Work instructions: Retype every entry precisely and keep each line whole.

---- Excerpted records

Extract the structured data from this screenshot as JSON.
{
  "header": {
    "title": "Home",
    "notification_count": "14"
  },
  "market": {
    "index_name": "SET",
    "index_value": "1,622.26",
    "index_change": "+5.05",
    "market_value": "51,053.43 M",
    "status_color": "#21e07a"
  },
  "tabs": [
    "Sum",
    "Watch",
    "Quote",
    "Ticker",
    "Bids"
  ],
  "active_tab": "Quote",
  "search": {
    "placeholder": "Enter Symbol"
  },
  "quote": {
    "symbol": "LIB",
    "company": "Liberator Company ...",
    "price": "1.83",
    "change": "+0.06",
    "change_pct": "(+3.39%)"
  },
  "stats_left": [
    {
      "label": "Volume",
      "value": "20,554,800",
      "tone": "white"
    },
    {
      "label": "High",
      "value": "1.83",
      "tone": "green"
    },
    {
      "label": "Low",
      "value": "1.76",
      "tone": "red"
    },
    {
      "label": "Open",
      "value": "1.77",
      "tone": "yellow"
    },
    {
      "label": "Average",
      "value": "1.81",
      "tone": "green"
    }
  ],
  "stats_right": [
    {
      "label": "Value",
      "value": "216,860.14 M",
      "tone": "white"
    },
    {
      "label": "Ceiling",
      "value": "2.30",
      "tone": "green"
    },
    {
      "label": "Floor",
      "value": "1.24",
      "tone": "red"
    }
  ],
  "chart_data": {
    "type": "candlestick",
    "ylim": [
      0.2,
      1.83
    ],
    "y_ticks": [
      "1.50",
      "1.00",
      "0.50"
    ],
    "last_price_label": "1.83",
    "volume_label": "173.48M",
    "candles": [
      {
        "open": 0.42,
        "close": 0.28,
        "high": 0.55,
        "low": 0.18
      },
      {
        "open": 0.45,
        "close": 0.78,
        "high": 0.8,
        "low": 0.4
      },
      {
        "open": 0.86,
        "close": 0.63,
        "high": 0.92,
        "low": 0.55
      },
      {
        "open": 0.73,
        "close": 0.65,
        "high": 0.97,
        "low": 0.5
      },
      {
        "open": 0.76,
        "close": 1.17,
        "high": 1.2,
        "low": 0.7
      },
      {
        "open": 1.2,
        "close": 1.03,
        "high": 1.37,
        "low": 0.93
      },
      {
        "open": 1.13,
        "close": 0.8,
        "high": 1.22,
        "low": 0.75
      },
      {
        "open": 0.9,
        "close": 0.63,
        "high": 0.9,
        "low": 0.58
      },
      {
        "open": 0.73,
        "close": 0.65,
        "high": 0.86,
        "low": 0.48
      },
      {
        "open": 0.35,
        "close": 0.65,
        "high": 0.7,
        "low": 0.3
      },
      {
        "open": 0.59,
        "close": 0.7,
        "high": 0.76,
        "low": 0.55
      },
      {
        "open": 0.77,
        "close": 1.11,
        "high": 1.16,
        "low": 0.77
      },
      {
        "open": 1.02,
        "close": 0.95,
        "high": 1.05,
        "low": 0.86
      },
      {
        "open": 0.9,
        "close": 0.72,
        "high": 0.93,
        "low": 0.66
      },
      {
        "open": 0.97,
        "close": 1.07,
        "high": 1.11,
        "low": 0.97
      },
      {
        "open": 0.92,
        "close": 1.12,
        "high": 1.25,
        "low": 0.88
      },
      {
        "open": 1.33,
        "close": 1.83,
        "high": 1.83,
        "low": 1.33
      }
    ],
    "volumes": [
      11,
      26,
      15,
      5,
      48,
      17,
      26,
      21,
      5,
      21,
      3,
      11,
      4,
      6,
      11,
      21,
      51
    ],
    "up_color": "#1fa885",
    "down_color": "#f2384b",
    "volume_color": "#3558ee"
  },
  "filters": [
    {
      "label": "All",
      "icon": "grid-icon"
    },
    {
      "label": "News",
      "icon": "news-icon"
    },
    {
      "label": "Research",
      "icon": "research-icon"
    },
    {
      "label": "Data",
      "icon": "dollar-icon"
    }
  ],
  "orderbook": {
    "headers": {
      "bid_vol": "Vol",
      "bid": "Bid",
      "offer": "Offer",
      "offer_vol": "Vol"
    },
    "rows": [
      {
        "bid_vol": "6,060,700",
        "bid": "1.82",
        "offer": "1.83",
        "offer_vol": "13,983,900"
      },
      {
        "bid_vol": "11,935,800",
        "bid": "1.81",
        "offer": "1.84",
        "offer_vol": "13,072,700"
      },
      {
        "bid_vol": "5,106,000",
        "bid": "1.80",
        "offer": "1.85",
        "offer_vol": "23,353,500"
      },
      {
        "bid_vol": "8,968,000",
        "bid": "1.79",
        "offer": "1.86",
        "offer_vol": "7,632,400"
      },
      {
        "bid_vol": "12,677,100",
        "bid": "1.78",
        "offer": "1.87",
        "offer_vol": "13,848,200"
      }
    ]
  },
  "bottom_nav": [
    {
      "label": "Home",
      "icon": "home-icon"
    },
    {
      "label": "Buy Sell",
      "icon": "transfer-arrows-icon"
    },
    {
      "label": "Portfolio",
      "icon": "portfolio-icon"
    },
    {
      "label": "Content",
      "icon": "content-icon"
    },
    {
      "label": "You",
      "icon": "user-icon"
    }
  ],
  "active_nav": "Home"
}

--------

Task answer:
Extract the structured data from this screenshot as JSON.
{
  "header": {
    "title": "Home",
    "notification_count": "14"
  },
  "market": {
    "index_name": "SET",
    "index_value": "1,622.26",
    "index_change": "+5.05",
    "market_value": "51,053.43 M",
    "status_color": "#21e07a"
  },
  "tabs": [
    "Sum",
    "Watch",
    "Quote",
    "Ticker",
    "Bids"
  ],
  "active_tab": "Quote",
  "search": {
    "placeholder": "Enter Symbol"
  },
  "quote": {
    "symbol": "LIB",
    "company": "Liberator Company ...",
    "price": "1.83",
    "change": "+0.06",
    "change_pct": "(+3.39%)"
  },
  "stats_left": [
    {
      "label": "Volume",
      "value": "20,554,800",
      "tone": "white"
    },
    {
      "label": "High",
      "value": "1.83",
      "tone": "green"
    },
    {
      "label": "Low",
      "value": "1.76",
      "tone": "red"
    },
    {
      "label": "Open",
      "value": "1.77",
      "tone": "yellow"
    },
    {
      "label": "Average",
      "value": "1.81",
      "tone": "green"
    }
  ],
  "stats_right": [
    {
      "label": "Value",
      "value": "216,860.14 M",
      "tone": "white"
    },
    {
      "label": "Ceiling",
      "value": "2.30",
      "tone": "green"
    },
    {
      "label": "Floor",
      "value": "1.24",
      "tone": "red"
    }
  ],
  "chart_data": {
    "type": "candlestick",
    "ylim": [
      0.2,
      1.83
    ],
    "y_ticks": [
      "1.50",
      "1.00",
      "0.50"
    ],
    "last_price_label": "1.83",
    "volume_label": "173.48M",
    "candles": [
      {
        "open": 0.42,
        "close": 0.28,
        "high": 0.55,
        "low": 0.18
      },
      {
        "open": 0.45,
        "close": 0.78,
        "high": 0.8,
        "low": 0.4
      },
      {
        "open": 0.86,
        "close": 0.63,
        "high": 0.92,
        "low": 0.55
      },
      {
        "open": 0.73,
        "close": 0.65,
        "high": 0.97,
        "low": 0.5
      },
      {
        "open": 0.76,
        "close": 1.17,
        "high": 1.2,
        "low": 0.7
      },
      {
        "open": 1.2,
        "close": 1.03,
        "high": 1.37,
        "low": 0.93
      },
      {
        "open": 1.13,
        "close": 0.8,
        "high": 1.22,
        "low": 0.75
      },
      {
        "open": 0.9,
        "close": 0.63,
        "high": 0.9,
        "low": 0.58
      },
      {
        "open": 0.73,
        "close": 0.65,
        "high": 0.86,
        "low": 0.48
      },
      {
        "open": 0.35,
        "close": 0.65,
        "high": 0.7,
        "low": 0.3
      },
      {
        "open": 0.59,
        "close": 0.7,
        "high": 0.76,
        "low": 0.55
      },
      {
        "open": 0.77,
        "close": 1.11,
        "high": 1.16,
        "low": 0.77
      },
      {
        "open": 1.02,
        "close": 0.95,
        "high": 1.05,
        "low": 0.86
      },
      {
        "open": 0.9,
        "close": 0.72,
        "high": 0.93,
        "low": 0.66
      },
      {
        "open": 0.97,
        "close": 1.07,
        "high": 1.11,
        "low": 0.97
      },
      {
        "open": 0.92,
        "close": 1.12,
        "high": 1.25,
        "low": 0.88
      },
      {
        "open": 1.33,
        "close": 1.83,
        "high": 1.83,
        "low": 1.33
      }
    ],
    "volumes": [
      11,
      26,
      15,
      5,
      48,
      17,
      26,
      21,
      5,
      21,
      3,
      11,
      4,
      6,
      11,
      21,
      51
    ],
    "up_color": "#1fa885",
    "down_color": "#f2384b",
    "volume_color": "#3558ee"
  },
  "filters": [
    {
      "label": "All",
      "icon": "grid-icon"
    },
    {
      "label": "News",
      "icon": "news-icon"
    },
    {
      "label": "Research",
      "icon": "research-icon"
    },
    {
      "label": "Data",
      "icon": "dollar-icon"
    }
  ],
  "orderbook": {
    "headers": {
      "bid_vol": "Vol",
      "bid": "Bid",
      "offer": "Offer",
      "offer_vol": "Vol"
    },
    "rows": [
      {
        "bid_vol": "6,060,700",
        "bid": "1.82",
        "offer": "1.83",
        "offer_vol": "13,983,900"
      },
      {
        "bid_vol": "11,935,800",
        "bid": "1.81",
        "offer": "1.84",
        "offer_vol": "13,072,700"
      },
      {
        "bid_vol": "5,106,000",
        "bid": "1.80",
        "offer": "1.85",
        "offer_vol": "23,353,500"
      },
      {
        "bid_vol": "8,968,000",
        "bid": "1.79",
        "offer": "1.86",
        "offer_vol": "7,632,400"
      },
      {
        "bid_vol": "12,677,100",
        "bid": "1.78",
        "offer": "1.87",
        "offer_vol": "13,848,200"
      }
    ]
  },
  "bottom_nav": [
    {
      "label": "Home",
      "icon": "home-icon"
    },
    {
      "label": "Buy Sell",
      "icon": "transfer-arrows-icon"
    },
    {
      "label": "Portfolio",
      "icon": "portfolio-icon"
    },
    {
      "label": "Content",
      "icon": "content-icon"
    },
    {
      "label": "You",
      "icon": "user-icon"
    }
  ],
  "active_nav": "Home"
}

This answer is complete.